Precompiled templates

Hello list,

I'm currently investigating the use of LLVM for a project. For example,
if I have a function like

int a(int x, int y) {
  if (P == 0) {
    return x - y;
  } else {
    return y - x;
  }
}

and P could be considered constant, one of the code paths could be
optimized out. Now I want to load a compiled bitcode file into a CFG,
replace all occurrences of P with the value (either 0 or 1), run the
optimization and JIT-compile into a anonymous function on the heap.
Is that possible and if yes how? Basically I thought of declaring the
parameter P as "extern const" and when the CFG is created, also create a
constant node with the actual value and run a "replace-symbol (P,
const_instr)". After that everything should be as easy as in the JIT
compiler tutorial.

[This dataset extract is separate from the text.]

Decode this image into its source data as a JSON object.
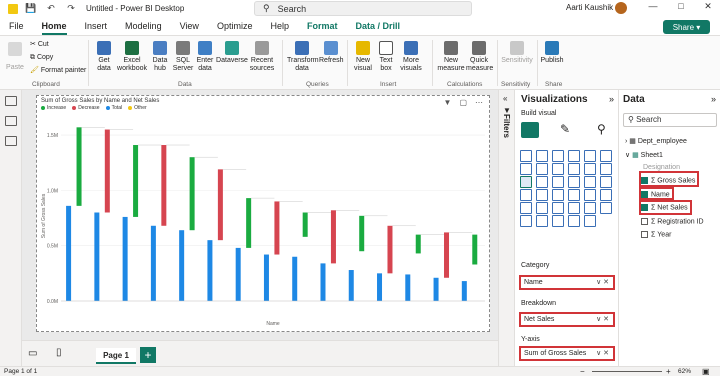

Is something like that feasible? And how? I would appreciate any
suggestions.

Thanks in advance,

Andreas

Hi Andreas,

I'm currently investigating the use of LLVM for a project. For example,
if I have a function like

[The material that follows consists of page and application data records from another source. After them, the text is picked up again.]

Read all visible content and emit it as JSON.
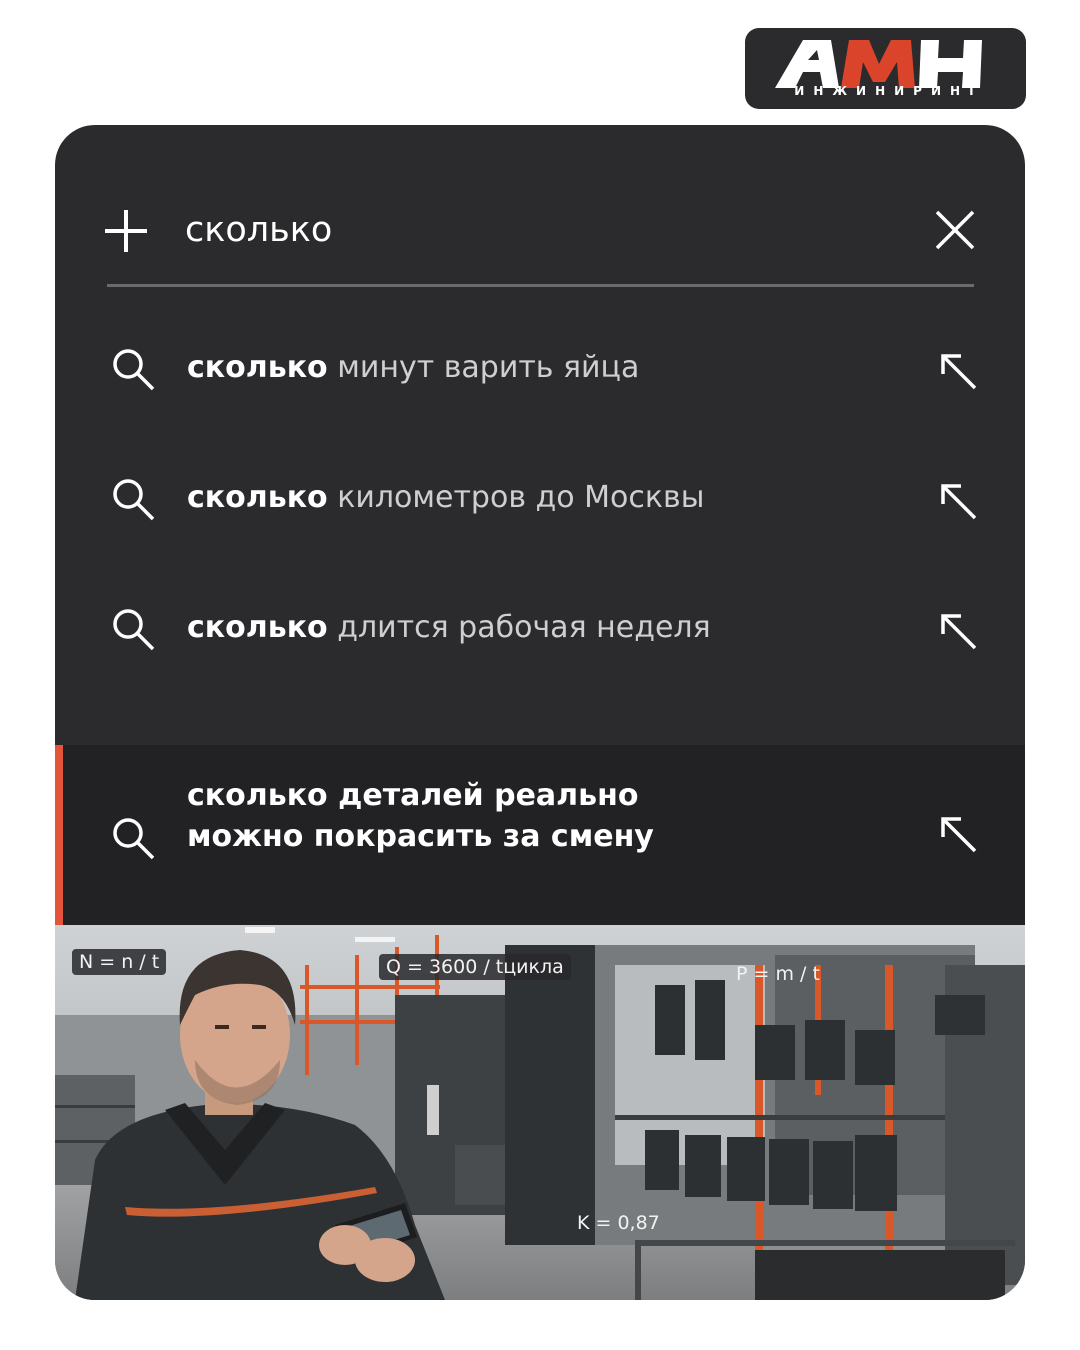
{
  "brand": {
    "logo_text": "АМН",
    "logo_subtitle": "ИНЖИНИРИНГ"
  },
  "search": {
    "query": "сколько"
  },
  "suggestions": [
    {
      "bold": "сколько",
      "rest": " минут варить яйца"
    },
    {
      "bold": "сколько",
      "rest": " километров до Москвы"
    },
    {
      "bold": "сколько",
      "rest": " длится рабочая неделя"
    }
  ],
  "highlighted": {
    "line1": "сколько деталей реально",
    "line2": "можно покрасить за смену"
  },
  "photo": {
    "formulas": [
      "N = n / t",
      "Q = 3600 / tцикла",
      "P = m / t",
      "K = 0,87"
    ]
  },
  "colors": {
    "card_bg": "#2b2b2e",
    "highlight_bg": "#222225",
    "accent": "#e2553a",
    "logo_red": "#d9442b",
    "text": "#ffffff",
    "muted_text": "#cfcfd2"
  },
  "icons": {
    "add": "plus-icon",
    "clear": "close-icon",
    "suggestion": "search-icon",
    "fill_in": "arrow-up-left-icon"
  }
}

int a(int x, int y) {
   if (P == 0) {
     return x - y;
   } else {
     return y - x;
   }
}

and P could be considered constant, one of the code paths could be
optimized out. Now I want to load a compiled bitcode file into a CFG,
replace all occurrences of P with the value (either 0 or 1), run the
optimization and JIT-compile into a anonymous function on the heap.
Is that possible and if yes how?

It is. For example you can declare a new global constant P2 with the
appropriate initial value (0 or 1), then do: P->replaceAllUsesWith(P2).
At that you can erase (i.e. delete) P. Running the instcombine pass on
the module should then propagate the information into all functions;
following that by a run of the simplifycfg pass will get rid of dead
basic blocks.

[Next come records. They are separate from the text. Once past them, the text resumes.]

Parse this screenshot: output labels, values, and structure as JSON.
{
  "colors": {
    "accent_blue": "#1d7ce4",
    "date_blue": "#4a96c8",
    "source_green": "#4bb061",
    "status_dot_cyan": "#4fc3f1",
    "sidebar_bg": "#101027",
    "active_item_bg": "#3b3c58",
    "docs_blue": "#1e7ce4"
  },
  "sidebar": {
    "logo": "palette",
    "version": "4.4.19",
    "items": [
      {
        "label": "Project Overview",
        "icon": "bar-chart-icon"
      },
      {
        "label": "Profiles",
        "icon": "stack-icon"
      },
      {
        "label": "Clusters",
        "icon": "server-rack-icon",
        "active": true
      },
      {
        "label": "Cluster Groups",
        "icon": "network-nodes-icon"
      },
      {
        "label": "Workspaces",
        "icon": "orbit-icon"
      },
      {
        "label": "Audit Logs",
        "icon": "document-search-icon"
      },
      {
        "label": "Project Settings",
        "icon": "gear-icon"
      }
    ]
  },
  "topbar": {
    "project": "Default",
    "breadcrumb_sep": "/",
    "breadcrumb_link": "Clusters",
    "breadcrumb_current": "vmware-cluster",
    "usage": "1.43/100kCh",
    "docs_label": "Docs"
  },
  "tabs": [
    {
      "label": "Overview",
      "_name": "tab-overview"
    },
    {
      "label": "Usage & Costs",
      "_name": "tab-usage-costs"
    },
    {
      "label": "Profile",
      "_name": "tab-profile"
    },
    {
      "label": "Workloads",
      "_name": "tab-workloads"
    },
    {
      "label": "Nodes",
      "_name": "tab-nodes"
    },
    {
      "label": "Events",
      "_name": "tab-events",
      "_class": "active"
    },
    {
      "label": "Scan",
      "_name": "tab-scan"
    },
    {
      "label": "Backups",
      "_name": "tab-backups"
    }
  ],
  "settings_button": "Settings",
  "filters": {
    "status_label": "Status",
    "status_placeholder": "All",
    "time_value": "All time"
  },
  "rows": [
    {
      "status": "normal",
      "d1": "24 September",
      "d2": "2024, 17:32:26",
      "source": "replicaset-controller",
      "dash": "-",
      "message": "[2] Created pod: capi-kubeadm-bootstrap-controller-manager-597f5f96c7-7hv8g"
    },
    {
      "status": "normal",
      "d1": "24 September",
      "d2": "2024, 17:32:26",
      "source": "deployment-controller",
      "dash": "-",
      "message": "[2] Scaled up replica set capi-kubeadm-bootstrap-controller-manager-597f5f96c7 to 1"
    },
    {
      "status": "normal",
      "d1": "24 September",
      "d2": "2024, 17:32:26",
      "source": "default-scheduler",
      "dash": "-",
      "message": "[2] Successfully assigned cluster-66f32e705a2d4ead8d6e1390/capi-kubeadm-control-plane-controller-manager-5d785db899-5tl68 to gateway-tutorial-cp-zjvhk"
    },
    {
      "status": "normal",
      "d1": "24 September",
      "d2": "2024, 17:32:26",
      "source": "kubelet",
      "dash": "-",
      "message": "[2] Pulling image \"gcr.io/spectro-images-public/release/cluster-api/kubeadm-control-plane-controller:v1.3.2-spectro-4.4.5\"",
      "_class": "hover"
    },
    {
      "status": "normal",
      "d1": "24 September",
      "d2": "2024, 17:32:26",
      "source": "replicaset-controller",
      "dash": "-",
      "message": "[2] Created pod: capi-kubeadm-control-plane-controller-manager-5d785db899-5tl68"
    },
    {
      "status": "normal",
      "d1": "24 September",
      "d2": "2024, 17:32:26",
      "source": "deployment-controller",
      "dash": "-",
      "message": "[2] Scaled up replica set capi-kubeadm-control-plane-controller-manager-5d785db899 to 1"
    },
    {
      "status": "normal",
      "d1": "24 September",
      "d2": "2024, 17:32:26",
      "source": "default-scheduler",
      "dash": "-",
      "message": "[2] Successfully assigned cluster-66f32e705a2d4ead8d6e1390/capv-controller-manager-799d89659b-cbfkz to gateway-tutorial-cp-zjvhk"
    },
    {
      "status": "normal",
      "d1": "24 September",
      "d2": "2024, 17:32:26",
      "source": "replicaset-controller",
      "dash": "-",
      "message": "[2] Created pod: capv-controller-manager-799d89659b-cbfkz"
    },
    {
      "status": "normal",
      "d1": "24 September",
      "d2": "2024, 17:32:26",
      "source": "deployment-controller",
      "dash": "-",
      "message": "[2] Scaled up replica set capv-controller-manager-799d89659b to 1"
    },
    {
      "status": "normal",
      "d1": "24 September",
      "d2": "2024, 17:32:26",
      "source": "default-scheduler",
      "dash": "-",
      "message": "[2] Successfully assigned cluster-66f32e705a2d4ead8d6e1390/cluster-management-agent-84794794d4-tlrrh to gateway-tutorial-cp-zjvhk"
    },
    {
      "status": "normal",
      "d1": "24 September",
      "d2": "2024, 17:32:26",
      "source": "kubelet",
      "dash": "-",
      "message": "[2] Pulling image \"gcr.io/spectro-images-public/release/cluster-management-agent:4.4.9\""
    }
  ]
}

  Basically I thought of declaring the

parameter P as "extern const" and when the CFG is created, also create a
constant node with the actual value and run a "replace-symbol (P,
const_instr)". After that everything should be as easy as in the JIT
compiler tutorial.

Yup, that's a good approach.

Ciao, Duncan.

Hi Duncan,

thanks for your response. Meanwhile I got a quick and dirty version
working.

It is. For example you can declare a new global constant P2 with the
appropriate initial value (0 or 1), then do:
P->replaceAllUsesWith(P2).
At that you can erase (i.e. delete) P.

I'm currently using a global variable, set it's initializer to a freshly
created constant value, declare the variable as itself being constant
and set it's linkage to internal.

Running the instcombine pass on
the module should then propagate the information into all functions;
following that by a run of the simplifycfg pass will get rid of dead
basic blocks.

I used a complete set of standard optimizations copy-pasted from some
tutorials. I was surprised that's all I had to do. Pretty cool and fast
:slight_smile:
So everything ends up in something like:

  bc = MemoryBuffer::getFile ("test.bc");
  mod = ParseBitcodeFile (bc, Context);

  GlobalVariable *val;
  ConstantInt *const_val;

  val = mod->getNamedGlobal ("P");
  const_val = ConstantInt::get (Context, APInt (32, 1234));
  val->setInitializer (const_val);
  val->setConstant (true);
  val->setLinkage (GlobalValue::InternalLinkage);

  FunctionPassManager fpm (mod);
  fpm.add (createInstructionCombiningPass());
  fpm.add (createCFGSimplificationPass ());
  fpm.doInitialization ();
  Function *f = mod->getFunction ("t");
  fpm.run (*f);

This allows me to write in C:
  int P;

  float t (float a, float b) {
    if (P == 0)
      return a - b;
    else
      return b - a;
  }

compiling this with: clang -O3 -x c test.c -emit-llvm -c -o test.bc
results in:
  @P = common global i32 0, align 4 ; <i32*> [#uses=1]

  define float @t(float %a, float %b) nounwind readonly {
    %1 = load i32* @P ; <i32> [#uses=1]
    %2 = icmp eq i32 %1, 0 ; <i1> [#uses=1]
    br i1 %2, label %3, label %5

  ; <label>:3 ; preds = %0
    %4 = fsub float %a, %b ; <float> [#uses=1]
    ret float %4

  ; <label>:5 ; preds = %0
    %6 = fsub float %b, %a ; <float> [#uses=1]
    ret float %6
  }

and after replacing the global with a constant and run the optimizations
I get a simple:
  define float @t(float %a, float %b) nounwind readnone {
    %1 = fsub float %a, %b ; <float> [#uses=1]
    ret float %1
  }

That is what I wanted. LLVM is really pretty cool stuff...